● **TASK REQUIREMENTS**: Repeat the listing exactly as given, omitting every image.

● **EXCERPTED DATA**:
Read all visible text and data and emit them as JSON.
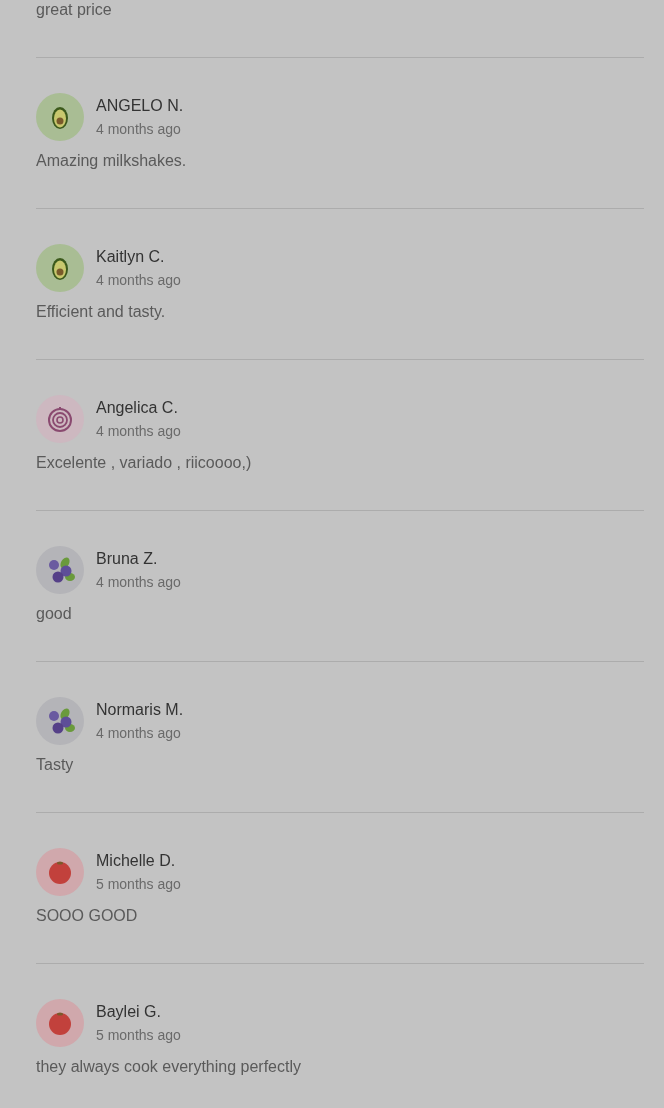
{
  "previous_review": {
    "text": "great price"
  },
  "reviews": [
    {
      "name": "ANGELO N.",
      "time": "4 months ago",
      "text": "Amazing milkshakes.",
      "kind": "avocado"
    },
    {
      "name": "Kaitlyn C.",
      "time": "4 months ago",
      "text": "Efficient and tasty.",
      "kind": "avocado"
    },
    {
      "name": "Angelica C.",
      "time": "4 months ago",
      "text": "Excelente , variado , riicoooo,)",
      "kind": "onion"
    },
    {
      "name": "Bruna Z.",
      "time": "4 months ago",
      "text": "good",
      "kind": "blueberry"
    },
    {
      "name": "Normaris M.",
      "time": "4 months ago",
      "text": "Tasty",
      "kind": "blueberry"
    },
    {
      "name": "Michelle D.",
      "time": "5 months ago",
      "text": "SOOO GOOD",
      "kind": "tomato"
    },
    {
      "name": "Baylei G.",
      "time": "5 months ago",
      "text": "they always cook everything perfectly",
      "kind": "tomato"
    }
  ]
}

● **EXERCISE SOLUTION**:
Read all visible text and data and emit them as JSON.
{
  "previous_review": {
    "text": "great price"
  },
  "reviews": [
    {
      "name": "ANGELO N.",
      "time": "4 months ago",
      "text": "Amazing milkshakes.",
      "kind": "avocado"
    },
    {
      "name": "Kaitlyn C.",
      "time": "4 months ago",
      "text": "Efficient and tasty.",
      "kind": "avocado"
    },
    {
      "name": "Angelica C.",
      "time": "4 months ago",
      "text": "Excelente , variado , riicoooo,)",
      "kind": "onion"
    },
    {
      "name": "Bruna Z.",
      "time": "4 months ago",
      "text": "good",
      "kind": "blueberry"
    },
    {
      "name": "Normaris M.",
      "time": "4 months ago",
      "text": "Tasty",
      "kind": "blueberry"
    },
    {
      "name": "Michelle D.",
      "time": "5 months ago",
      "text": "SOOO GOOD",
      "kind": "tomato"
    },
    {
      "name": "Baylei G.",
      "time": "5 months ago",
      "text": "they always cook everything perfectly",
      "kind": "tomato"
    }
  ]
}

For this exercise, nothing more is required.